This past week we sat down with him to absorb a little more of his vino-philosophy. “I have an Old World palate,” was the first thing he said. Second thing: “I’m not a fan of the r.s. style of Zinfandel” – meaning, Zinfandels made from grapes picked extremely high in sugar, resulting in ultra-ripe flavors and, as often the case, wines that don’t ferment completely dry, leaving perceptible residual sugar. “By picking a little earlier (usually between 24.5° and 25.5° Brix) than usual for Lodi, I can produce a dryer, less jammy style of Zinfandel, without the high octane alcohol.”

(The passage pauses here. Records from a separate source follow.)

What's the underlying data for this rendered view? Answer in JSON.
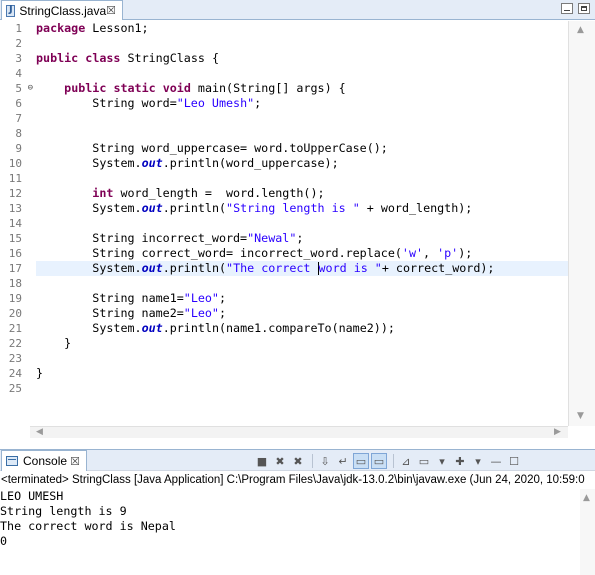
{
  "editor": {
    "tab_title": "StringClass.java",
    "tab_close": "☒",
    "lines": [
      {
        "n": "1",
        "parts": [
          {
            "t": "package",
            "c": "kw"
          },
          {
            "t": " Lesson1;",
            "c": ""
          }
        ]
      },
      {
        "n": "2",
        "parts": []
      },
      {
        "n": "3",
        "parts": [
          {
            "t": "public",
            "c": "kw"
          },
          {
            "t": " ",
            "c": ""
          },
          {
            "t": "class",
            "c": "kw"
          },
          {
            "t": " StringClass {",
            "c": ""
          }
        ]
      },
      {
        "n": "4",
        "parts": []
      },
      {
        "n": "5",
        "mark": true,
        "parts": [
          {
            "t": "    ",
            "c": ""
          },
          {
            "t": "public",
            "c": "kw"
          },
          {
            "t": " ",
            "c": ""
          },
          {
            "t": "static",
            "c": "kw"
          },
          {
            "t": " ",
            "c": ""
          },
          {
            "t": "void",
            "c": "kw"
          },
          {
            "t": " main(String[] args) {",
            "c": ""
          }
        ]
      },
      {
        "n": "6",
        "parts": [
          {
            "t": "        String word=",
            "c": ""
          },
          {
            "t": "\"Leo Umesh\"",
            "c": "str"
          },
          {
            "t": ";",
            "c": ""
          }
        ]
      },
      {
        "n": "7",
        "parts": []
      },
      {
        "n": "8",
        "parts": []
      },
      {
        "n": "9",
        "parts": [
          {
            "t": "        String word_uppercase= word.toUpperCase();",
            "c": ""
          }
        ]
      },
      {
        "n": "10",
        "parts": [
          {
            "t": "        System.",
            "c": ""
          },
          {
            "t": "out",
            "c": "fld"
          },
          {
            "t": ".println(word_uppercase);",
            "c": ""
          }
        ]
      },
      {
        "n": "11",
        "parts": []
      },
      {
        "n": "12",
        "parts": [
          {
            "t": "        ",
            "c": ""
          },
          {
            "t": "int",
            "c": "kw"
          },
          {
            "t": " word_length =  word.length();",
            "c": ""
          }
        ]
      },
      {
        "n": "13",
        "parts": [
          {
            "t": "        System.",
            "c": ""
          },
          {
            "t": "out",
            "c": "fld"
          },
          {
            "t": ".println(",
            "c": ""
          },
          {
            "t": "\"String length is \"",
            "c": "str"
          },
          {
            "t": " + word_length);",
            "c": ""
          }
        ]
      },
      {
        "n": "14",
        "parts": []
      },
      {
        "n": "15",
        "parts": [
          {
            "t": "        String incorrect_word=",
            "c": ""
          },
          {
            "t": "\"Newal\"",
            "c": "str"
          },
          {
            "t": ";",
            "c": ""
          }
        ]
      },
      {
        "n": "16",
        "parts": [
          {
            "t": "        String correct_word= incorrect_word.replace(",
            "c": ""
          },
          {
            "t": "'w'",
            "c": "str"
          },
          {
            "t": ", ",
            "c": ""
          },
          {
            "t": "'p'",
            "c": "str"
          },
          {
            "t": ");",
            "c": ""
          }
        ]
      },
      {
        "n": "17",
        "current": true,
        "parts": [
          {
            "t": "        System.",
            "c": ""
          },
          {
            "t": "out",
            "c": "fld"
          },
          {
            "t": ".println(",
            "c": ""
          },
          {
            "t": "\"The correct ",
            "c": "str"
          },
          {
            "t": "",
            "c": "caret"
          },
          {
            "t": "word is \"",
            "c": "str"
          },
          {
            "t": "+ correct_word);",
            "c": ""
          }
        ]
      },
      {
        "n": "18",
        "parts": []
      },
      {
        "n": "19",
        "parts": [
          {
            "t": "        String name1=",
            "c": ""
          },
          {
            "t": "\"Leo\"",
            "c": "str"
          },
          {
            "t": ";",
            "c": ""
          }
        ]
      },
      {
        "n": "20",
        "parts": [
          {
            "t": "        String name2=",
            "c": ""
          },
          {
            "t": "\"Leo\"",
            "c": "str"
          },
          {
            "t": ";",
            "c": ""
          }
        ]
      },
      {
        "n": "21",
        "parts": [
          {
            "t": "        System.",
            "c": ""
          },
          {
            "t": "out",
            "c": "fld"
          },
          {
            "t": ".println(name1.compareTo(name2));",
            "c": ""
          }
        ]
      },
      {
        "n": "22",
        "parts": [
          {
            "t": "    }",
            "c": ""
          }
        ]
      },
      {
        "n": "23",
        "parts": []
      },
      {
        "n": "24",
        "parts": [
          {
            "t": "}",
            "c": ""
          }
        ]
      },
      {
        "n": "25",
        "parts": []
      }
    ]
  },
  "console": {
    "tab_title": "Console",
    "tab_close": "☒",
    "status": "<terminated> StringClass [Java Application] C:\\Program Files\\Java\\jdk-13.0.2\\bin\\javaw.exe  (Jun 24, 2020, 10:59:0",
    "output": [
      "LEO UMESH",
      "String length is 9",
      "The correct word is Nepal",
      "0"
    ],
    "toolbar": [
      {
        "name": "terminate-icon",
        "glyph": "■"
      },
      {
        "name": "remove-launch-icon",
        "glyph": "✖"
      },
      {
        "name": "remove-all-terminated-icon",
        "glyph": "✖"
      },
      {
        "sep": true
      },
      {
        "name": "scroll-lock-icon",
        "glyph": "⇩"
      },
      {
        "name": "word-wrap-icon",
        "glyph": "↵"
      },
      {
        "name": "show-stdout-icon",
        "glyph": "▭",
        "sel": true
      },
      {
        "name": "show-stderr-icon",
        "glyph": "▭",
        "sel": true
      },
      {
        "sep": true
      },
      {
        "name": "pin-console-icon",
        "glyph": "⊿"
      },
      {
        "name": "display-console-icon",
        "glyph": "▭"
      },
      {
        "name": "display-console-dropdown-icon",
        "glyph": "▾"
      },
      {
        "name": "open-console-icon",
        "glyph": "✚"
      },
      {
        "name": "open-console-dropdown-icon",
        "glyph": "▾"
      },
      {
        "name": "view-minimize-icon",
        "glyph": "—"
      },
      {
        "name": "view-maximize-icon",
        "glyph": "☐"
      }
    ]
  }
}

That said, Mr. McCay proclaims, “I truly believe Lodi has the best climate in the world for Zinfandel, and also for Petite Sirah, which is why I’ve chosen to specialize just in those two wines.” By picking earlier to make a lower alcohol, less jammy-sweet Zinfandel, McCay also swings open the door for wines of more distinctive vineyard expressions. “I love to taste the different characteristics of Zinfandels grown on the east side of Lodi (as in his Jupiter zin), while making contrasting Zinfandels from the west side (epitomized by Truluck’s).”
Farming for flavor in 100% accordance with Lodi Rules for Sustainable Grapegrowing, hand harvesting, meticulous work at the sorting table, small batch fermenting and hand punching in macro-bins, and aging a minimum of 30 months strictly in French white oak: these are all part of McCay’s recipe for success. Considering the fact that 2007 represents McCray’s first commercial vintage (although he’s been making wine since 1994, and began growing his own grapes soon thereafter), everything bodes well for Lodi’s dramatically expanding talent pool. It’s getting better all the time!